As the respiratory system’s oxygen passageway, the nose facilitates the movement of air through chambers in the throat—called the nasopharynx and oropharynx—to the voice box and lungs (Bradford 2015).

The most familiar part of the nose anatomy is the visible outer structure, including the nostrils. Inside are the septum, a wall of cartilage, and two nasal cavities that lead to a system of canals and air pockets, called sinus cavities. The cavities extend to the back of the skull, above the oral cavity in the cheekbones, and between the eyes and brows.
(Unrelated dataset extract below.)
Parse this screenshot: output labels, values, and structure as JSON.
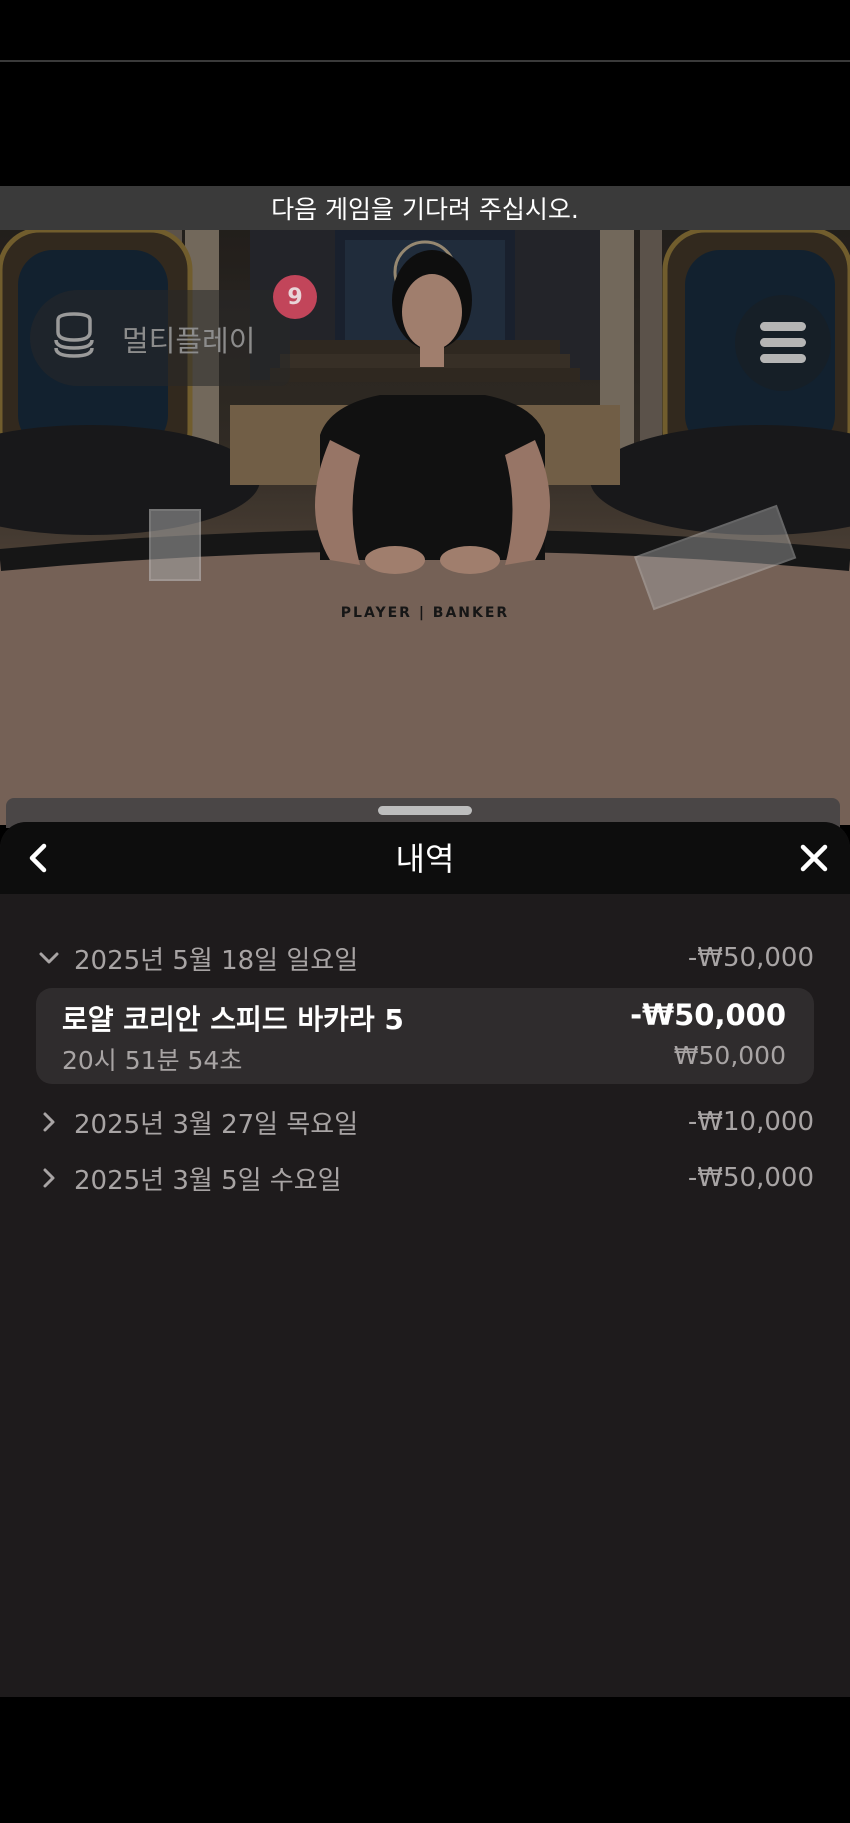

These components assist in smelling, tasting and immune system defense, as well as breathing (Bradford 2015).

Read on to get a whiff of more fun facts about the olfactory organ:
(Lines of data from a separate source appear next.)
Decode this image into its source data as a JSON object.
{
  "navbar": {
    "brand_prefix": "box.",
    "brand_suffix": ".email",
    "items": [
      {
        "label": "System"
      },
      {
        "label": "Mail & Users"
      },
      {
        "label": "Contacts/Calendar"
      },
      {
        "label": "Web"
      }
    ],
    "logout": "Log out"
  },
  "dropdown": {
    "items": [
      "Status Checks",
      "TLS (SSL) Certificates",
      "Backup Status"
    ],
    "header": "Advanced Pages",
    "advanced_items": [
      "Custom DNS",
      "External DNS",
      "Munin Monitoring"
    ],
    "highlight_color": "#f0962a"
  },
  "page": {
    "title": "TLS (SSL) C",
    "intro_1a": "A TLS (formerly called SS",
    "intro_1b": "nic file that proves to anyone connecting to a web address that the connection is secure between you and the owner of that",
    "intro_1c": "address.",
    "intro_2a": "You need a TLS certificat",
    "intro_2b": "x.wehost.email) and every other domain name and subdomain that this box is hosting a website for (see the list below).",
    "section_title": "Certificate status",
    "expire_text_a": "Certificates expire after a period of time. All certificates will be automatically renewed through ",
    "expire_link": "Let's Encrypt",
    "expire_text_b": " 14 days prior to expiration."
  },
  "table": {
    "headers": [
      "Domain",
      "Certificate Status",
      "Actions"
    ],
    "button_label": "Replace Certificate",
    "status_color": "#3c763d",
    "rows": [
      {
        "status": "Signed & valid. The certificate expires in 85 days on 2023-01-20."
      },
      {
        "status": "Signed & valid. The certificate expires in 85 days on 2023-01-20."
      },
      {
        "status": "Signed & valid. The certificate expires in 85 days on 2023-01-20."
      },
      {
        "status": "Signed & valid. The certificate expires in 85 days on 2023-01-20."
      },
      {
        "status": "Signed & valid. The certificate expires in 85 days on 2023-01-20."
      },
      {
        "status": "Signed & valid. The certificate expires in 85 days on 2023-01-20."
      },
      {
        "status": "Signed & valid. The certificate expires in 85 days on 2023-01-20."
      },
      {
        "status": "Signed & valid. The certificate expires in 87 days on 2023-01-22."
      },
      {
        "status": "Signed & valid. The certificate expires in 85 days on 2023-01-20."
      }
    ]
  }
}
  • The nose helps with immunity by filtering air. Fine, hairlike appendages on the nasal tissue, called cilia, catch debris as air passes. The debris is then trapped by mucus created in the sinuses and later swallowed for processing in the stomach (Bradford 2015; Cleveland Clinic 2020).
  • To prepare inhaled air for your lungs, your nasal passage humidifies the air using three sets of turbinates—called the upper, middle and lower conchae (Cleveland Clinic 2020).
  • Nasal mucus is made of water, proteins, antibodies and salts. It is typically clear, but when the body is fighting an infection, mucus can turn yellow or green from a chemical secreted by white blood cells to kill pathogens (Bradford 2015).
  • Breathing through the nose instead of the mouth during aerobic exercise—as you would in a yoga practice—can improve endurance and athletic performance. A study found that the lower breath rate allows more time for oxygen to reach the bloodstream and requires less work from the body to gather oxygen. Nasal breathing may also help activate lower parts of the lungs associated with the parasympathetic nerves, improving concentration and relaxation (Panasevich 2020).
  • The human nose can smell over 1 trillion scents! These are captured by the olfactory cleft in the roof of the nasal cavity, which contains several nerve endings that carry smell sensations to the brain (Bradford 2015).

See also: Longing for Lung Facts